··· Extracted material ···

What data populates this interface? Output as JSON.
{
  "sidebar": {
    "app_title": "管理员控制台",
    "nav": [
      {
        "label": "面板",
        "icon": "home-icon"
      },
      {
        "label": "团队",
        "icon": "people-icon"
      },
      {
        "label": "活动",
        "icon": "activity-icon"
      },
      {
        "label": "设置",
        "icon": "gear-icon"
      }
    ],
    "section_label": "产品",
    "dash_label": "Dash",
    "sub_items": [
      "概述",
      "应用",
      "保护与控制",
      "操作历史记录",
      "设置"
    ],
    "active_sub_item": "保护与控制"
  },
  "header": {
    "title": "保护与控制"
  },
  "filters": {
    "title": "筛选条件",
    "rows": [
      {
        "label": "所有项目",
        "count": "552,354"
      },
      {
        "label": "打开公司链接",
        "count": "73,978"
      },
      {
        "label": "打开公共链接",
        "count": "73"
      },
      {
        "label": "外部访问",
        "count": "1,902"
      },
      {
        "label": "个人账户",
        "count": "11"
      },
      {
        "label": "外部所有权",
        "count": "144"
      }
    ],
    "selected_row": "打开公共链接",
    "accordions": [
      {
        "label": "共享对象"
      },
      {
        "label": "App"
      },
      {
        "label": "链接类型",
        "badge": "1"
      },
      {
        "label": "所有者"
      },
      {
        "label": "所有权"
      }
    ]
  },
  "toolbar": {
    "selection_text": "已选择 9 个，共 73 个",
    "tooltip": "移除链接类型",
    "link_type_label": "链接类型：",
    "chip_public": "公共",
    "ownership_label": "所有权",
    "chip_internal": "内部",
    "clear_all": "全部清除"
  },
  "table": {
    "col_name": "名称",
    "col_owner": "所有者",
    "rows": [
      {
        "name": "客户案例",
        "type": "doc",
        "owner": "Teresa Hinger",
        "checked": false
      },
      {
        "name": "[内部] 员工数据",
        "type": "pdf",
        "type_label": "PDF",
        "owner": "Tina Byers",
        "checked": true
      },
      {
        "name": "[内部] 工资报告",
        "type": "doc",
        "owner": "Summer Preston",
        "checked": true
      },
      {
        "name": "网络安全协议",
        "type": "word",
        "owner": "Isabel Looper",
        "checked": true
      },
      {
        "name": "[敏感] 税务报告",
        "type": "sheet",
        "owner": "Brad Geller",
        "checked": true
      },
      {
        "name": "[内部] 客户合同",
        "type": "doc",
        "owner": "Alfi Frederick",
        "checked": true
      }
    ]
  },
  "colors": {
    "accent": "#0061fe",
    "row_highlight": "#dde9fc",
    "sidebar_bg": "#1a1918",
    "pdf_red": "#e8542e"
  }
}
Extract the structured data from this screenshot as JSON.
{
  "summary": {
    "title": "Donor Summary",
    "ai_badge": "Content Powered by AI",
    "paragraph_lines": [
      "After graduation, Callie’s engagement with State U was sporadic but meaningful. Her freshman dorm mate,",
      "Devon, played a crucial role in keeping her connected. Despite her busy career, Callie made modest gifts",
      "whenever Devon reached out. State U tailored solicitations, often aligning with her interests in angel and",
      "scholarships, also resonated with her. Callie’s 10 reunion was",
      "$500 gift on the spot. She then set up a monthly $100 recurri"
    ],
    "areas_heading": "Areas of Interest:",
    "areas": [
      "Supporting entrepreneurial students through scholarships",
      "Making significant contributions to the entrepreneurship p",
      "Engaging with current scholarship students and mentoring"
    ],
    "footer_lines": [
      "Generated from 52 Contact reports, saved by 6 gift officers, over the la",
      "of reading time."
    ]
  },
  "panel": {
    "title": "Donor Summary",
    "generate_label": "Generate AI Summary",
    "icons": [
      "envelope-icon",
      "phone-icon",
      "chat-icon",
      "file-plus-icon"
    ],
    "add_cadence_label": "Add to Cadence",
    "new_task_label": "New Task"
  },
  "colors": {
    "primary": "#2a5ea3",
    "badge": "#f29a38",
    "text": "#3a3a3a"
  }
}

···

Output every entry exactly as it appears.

What data populates this interface? Output as JSON.
{
  "sidebar": {
    "app_title": "管理员控制台",
    "nav": [
      {
        "label": "面板",
        "icon": "home-icon"
      },
      {
        "label": "团队",
        "icon": "people-icon"
      },
      {
        "label": "活动",
        "icon": "activity-icon"
      },
      {
        "label": "设置",
        "icon": "gear-icon"
      }
    ],
    "section_label": "产品",
    "dash_label": "Dash",
    "sub_items": [
      "概述",
      "应用",
      "保护与控制",
      "操作历史记录",
      "设置"
    ],
    "active_sub_item": "保护与控制"
  },
  "header": {
    "title": "保护与控制"
  },
  "filters": {
    "title": "筛选条件",
    "rows": [
      {
        "label": "所有项目",
        "count": "552,354"
      },
      {
        "label": "打开公司链接",
        "count": "73,978"
      },
      {
        "label": "打开公共链接",
        "count": "73"
      },
      {
        "label": "外部访问",
        "count": "1,902"
      },
      {
        "label": "个人账户",
        "count": "11"
      },
      {
        "label": "外部所有权",
        "count": "144"
      }
    ],
    "selected_row": "打开公共链接",
    "accordions": [
      {
        "label": "共享对象"
      },
      {
        "label": "App"
      },
      {
        "label": "链接类型",
        "badge": "1"
      },
      {
        "label": "所有者"
      },
      {
        "label": "所有权"
      }
    ]
  },
  "toolbar": {
    "selection_text": "已选择 9 个，共 73 个",
    "tooltip": "移除链接类型",
    "link_type_label": "链接类型：",
    "chip_public": "公共",
    "ownership_label": "所有权",
    "chip_internal": "内部",
    "clear_all": "全部清除"
  },
  "table": {
    "col_name": "名称",
    "col_owner": "所有者",
    "rows": [
      {
        "name": "客户案例",
        "type": "doc",
        "owner": "Teresa Hinger",
        "checked": false
      },
      {
        "name": "[内部] 员工数据",
        "type": "pdf",
        "type_label": "PDF",
        "owner": "Tina Byers",
        "checked": true
      },
      {
        "name": "[内部] 工资报告",
        "type": "doc",
        "owner": "Summer Preston",
        "checked": true
      },
      {
        "name": "网络安全协议",
        "type": "word",
        "owner": "Isabel Looper",
        "checked": true
      },
      {
        "name": "[敏感] 税务报告",
        "type": "sheet",
        "owner": "Brad Geller",
        "checked": true
      },
      {
        "name": "[内部] 客户合同",
        "type": "doc",
        "owner": "Alfi Frederick",
        "checked": true
      }
    ]
  },
  "colors": {
    "accent": "#0061fe",
    "row_highlight": "#dde9fc",
    "sidebar_bg": "#1a1918",
    "pdf_red": "#e8542e"
  }
}
Extract the structured data from this screenshot as JSON.
{
  "summary": {
    "title": "Donor Summary",
    "ai_badge": "Content Powered by AI",
    "paragraph_lines": [
      "After graduation, Callie’s engagement with State U was sporadic but meaningful. Her freshman dorm mate,",
      "Devon, played a crucial role in keeping her connected. Despite her busy career, Callie made modest gifts",
      "whenever Devon reached out. State U tailored solicitations, often aligning with her interests in angel and",
      "scholarships, also resonated with her. Callie’s 10 reunion was",
      "$500 gift on the spot. She then set up a monthly $100 recurri"
    ],
    "areas_heading": "Areas of Interest:",
    "areas": [
      "Supporting entrepreneurial students through scholarships",
      "Making significant contributions to the entrepreneurship p",
      "Engaging with current scholarship students and mentoring"
    ],
    "footer_lines": [
      "Generated from 52 Contact reports, saved by 6 gift officers, over the la",
      "of reading time."
    ]
  },
  "panel": {
    "title": "Donor Summary",
    "generate_label": "Generate AI Summary",
    "icons": [
      "envelope-icon",
      "phone-icon",
      "chat-icon",
      "file-plus-icon"
    ],
    "add_cadence_label": "Add to Cadence",
    "new_task_label": "New Task"
  },
  "colors": {
    "primary": "#2a5ea3",
    "badge": "#f29a38",
    "text": "#3a3a3a"
  }
}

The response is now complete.